Ether is the rarefied element formerly believed to fill the upper regions of space. It was all around us. It comes from Latin aethēr (“the upper pure, bright air”), from Ancient Greek αἰθήρ (aithḗr, “upper air”), from αἴθω (aíthō, “I burn, shine”). In Arabic it is Ithar (ایثر) and in modern Hindi it is Ishwar which comes from the Sanskrit word Ishvara meaning "the supreme lord who is around us all". Obviously one cannot help but see the links between this word, its Arabic equivalent, and the Hindi word. Here is a picture that describes the god.
Some of you, specially young readers, may ask
why should there be any Indo-European languages.
This is what actually happened
(taken from Herari's "Sapiens" - an amazing book!)
The Urdu word (مادر) followed the same Persian root.
Here are some more words that we use that come
from Aramaic and are used in Abrahamic Religions.
A word that struck me was Rachmon. This meant the kind of love that a mother gives to a child in her womb, never having yet seen it. Remember that many of our people also say Rakhman instead of Rahman (after all there is only a 'dot' on top of خ to make it a ح — kind of like a diacritical mark). So when the Jews say Rachmones be on you, they mean that their God should give you the love that a mother gives to her child while it is in the womb. An undying love. The Arabic word (رحمٰن) came from this Aramaic word. ٰIt describes the Muslim God who loves them.
From the Quranic Verse [17.110]
Say: "Call upon Allah, or call upon Rahman: by whatever name ye call upon Him, (it is well): for to Him belong the Most Beautiful Names.""
(Translation: Abdullah Yusuf Ali)
Nephesh is used in Arabic/Urdu as Nafs (نفس), and in the English Bible it as translated as Breath. A term we use often with slightly varying meanings in both these languages.
Rouach means Wind and is used as Rooh (روخ translated into روح : See my note above) in Arabic or Urdu. It is translated in the Bible as Spirit.
Shechinah is spelt Shekinah in English and is not in the Bible but comes from Talmudic writing. It is a grammatically feminine Hebrew word that means the dwelling or settling, and is used to denote 'the dwelling or settling divine presence of God'. In Arabic/Urdu it is Sakeenah (سکینہ), a common Urdu name for females.
There is so much to learn via Etymology.

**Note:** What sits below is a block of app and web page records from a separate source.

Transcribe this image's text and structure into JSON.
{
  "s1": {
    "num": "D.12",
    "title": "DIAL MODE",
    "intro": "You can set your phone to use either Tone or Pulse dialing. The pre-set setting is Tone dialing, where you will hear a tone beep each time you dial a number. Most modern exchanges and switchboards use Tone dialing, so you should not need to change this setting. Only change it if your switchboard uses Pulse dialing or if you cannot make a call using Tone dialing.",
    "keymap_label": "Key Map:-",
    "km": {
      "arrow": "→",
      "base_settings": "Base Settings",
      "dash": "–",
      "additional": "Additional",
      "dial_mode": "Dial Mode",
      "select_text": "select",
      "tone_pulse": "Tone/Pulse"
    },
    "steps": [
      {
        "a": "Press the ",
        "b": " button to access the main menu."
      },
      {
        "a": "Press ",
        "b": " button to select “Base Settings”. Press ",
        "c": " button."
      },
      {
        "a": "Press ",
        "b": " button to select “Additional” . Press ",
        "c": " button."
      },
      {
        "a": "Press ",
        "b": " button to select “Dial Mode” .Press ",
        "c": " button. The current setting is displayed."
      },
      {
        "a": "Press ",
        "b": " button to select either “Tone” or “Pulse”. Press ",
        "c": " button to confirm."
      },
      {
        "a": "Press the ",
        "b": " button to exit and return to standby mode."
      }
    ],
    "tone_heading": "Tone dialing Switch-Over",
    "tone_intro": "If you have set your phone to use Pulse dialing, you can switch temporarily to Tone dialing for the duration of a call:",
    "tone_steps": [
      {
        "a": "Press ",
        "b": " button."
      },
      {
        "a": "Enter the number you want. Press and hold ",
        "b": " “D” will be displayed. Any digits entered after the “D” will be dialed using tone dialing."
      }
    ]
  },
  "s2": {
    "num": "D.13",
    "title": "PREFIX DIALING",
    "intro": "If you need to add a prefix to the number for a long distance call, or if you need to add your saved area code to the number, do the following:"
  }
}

Let me almost end this post with a well-known Urdu word and how it may have been translated from Arabic into Hindustani.
Think of (ٰضیا)
pronounced in Arabic as Dhiya'
(and in English as Zia)
meaning "The Light".
Think of Diya (دیا)
used in Hindustani/Hindi/Urdu
as a lamp or "a source of light".
Could that difference have come from the ORIGINAL word being translated into two different forms by listening to the sounds and writing it in the Hindustani language in its Urdu and Hindi scripts?
But, finally, we must end with Death.
(It is so far the only way we know of how to leave this world,
though Science will soon take care of this, too, I know!)
We call this Death
Maot (موت) - in Urdu
Arabic = (Al Maot),
and in many other languages.
We often say, in Urdu,
Maot has arrived
when Death arrives at someones door.
But where do we get the word Maut from?
From early Hebrew!
'Maot' was their name for the 'God of Death'.
God be with you!!!